Don't underestimate the amount of work involved. We always recommend people join their local bee club to learn the fundamentals. In particular it's vital that people are able to diagnose bee diseases. Also, be very mindful of your neighbours. Bees don't have any discretion as to where they 'do their business', and it stains washing and cars!

Obviously, bees are important to you but why should anyone else care about saving them?
The rate of decline in bee numbers, and insects in general is terrifying. As the world's most important pollinator of food crops, we literally depend on bees for our existence and survival.

What does Egmont Honey do to play its part in looking after the bees?

We have a dedicated team of beekeepers that watch over our 4000 hives throughout the year. We're very careful to transport our hives as little as possible, as this can be stressful for the bees. Unlike other honey companies, we don't move our hives outside of the region. Of our proceeds, 5per cent are aimed exclusively at increasing bee populations.

How can people do their bit to look after the bees?

There are a few things that everyone can do to help out:
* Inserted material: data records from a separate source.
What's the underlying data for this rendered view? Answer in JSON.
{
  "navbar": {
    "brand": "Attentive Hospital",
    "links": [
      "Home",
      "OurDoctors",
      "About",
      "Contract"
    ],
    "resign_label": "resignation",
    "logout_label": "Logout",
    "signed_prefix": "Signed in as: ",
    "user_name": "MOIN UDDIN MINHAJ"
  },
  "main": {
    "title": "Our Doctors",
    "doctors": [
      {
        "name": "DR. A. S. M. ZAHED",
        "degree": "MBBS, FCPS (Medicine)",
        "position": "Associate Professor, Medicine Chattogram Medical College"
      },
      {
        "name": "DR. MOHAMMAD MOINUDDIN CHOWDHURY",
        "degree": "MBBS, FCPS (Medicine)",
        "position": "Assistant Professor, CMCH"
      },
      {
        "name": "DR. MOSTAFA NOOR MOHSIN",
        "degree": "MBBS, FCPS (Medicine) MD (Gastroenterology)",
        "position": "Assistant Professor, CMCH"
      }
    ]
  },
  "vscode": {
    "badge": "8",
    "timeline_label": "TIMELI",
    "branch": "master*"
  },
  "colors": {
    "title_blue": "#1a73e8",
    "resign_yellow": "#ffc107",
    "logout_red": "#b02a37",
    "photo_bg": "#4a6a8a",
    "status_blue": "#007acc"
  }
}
If you need to spray your garden, check with your local garden or hardware store that you're using a bee-friendly weedkiller, there are some good options on the market. If you are spraying, do it early morning or at sunset when bees are less active.
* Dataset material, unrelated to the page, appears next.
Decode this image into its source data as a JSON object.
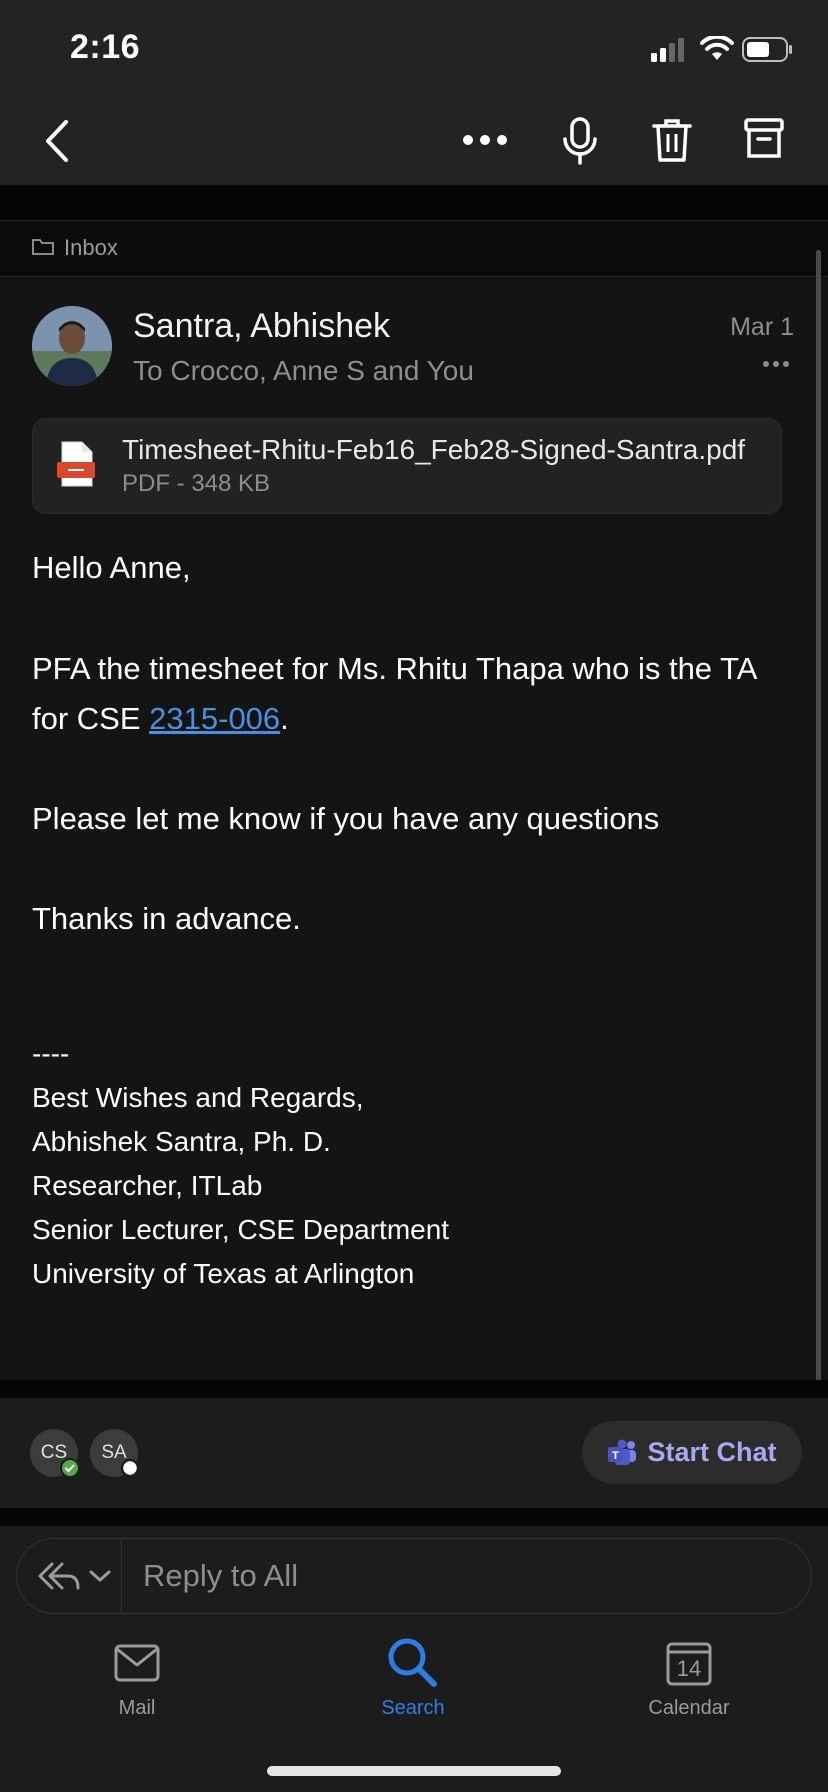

Provide fresh, pesticide-free drinking water in your garden. Bees need to drink routinely just like humans and if the weather is hot enough they will cease foraging for pollen all together, to seek out water exclusively.

Bee-friendly planting. It's helpful if people can plant flowers for multiple seasons, to ensure a steady source of nectar and pollen all year round. Planting in large clusters of each species will also help attract bees.

Most unconventional way you eat honey?

My wife uses manuka honey for hair and facial treatments. It looks a bit strange at times, but the results are great.

What's happening in the New Zealand honey industry at the moment?

It has undergone significant change over the past few years, and there have been considerable shifts in consumer trends in some of the traditional manuka export markets, particularly Asia. Also a greater number of younger, nimbler organisations like ourselves are operating in the market. These two factors is leading to product innovation, that will see some exciting value-add propositions launched over the next year.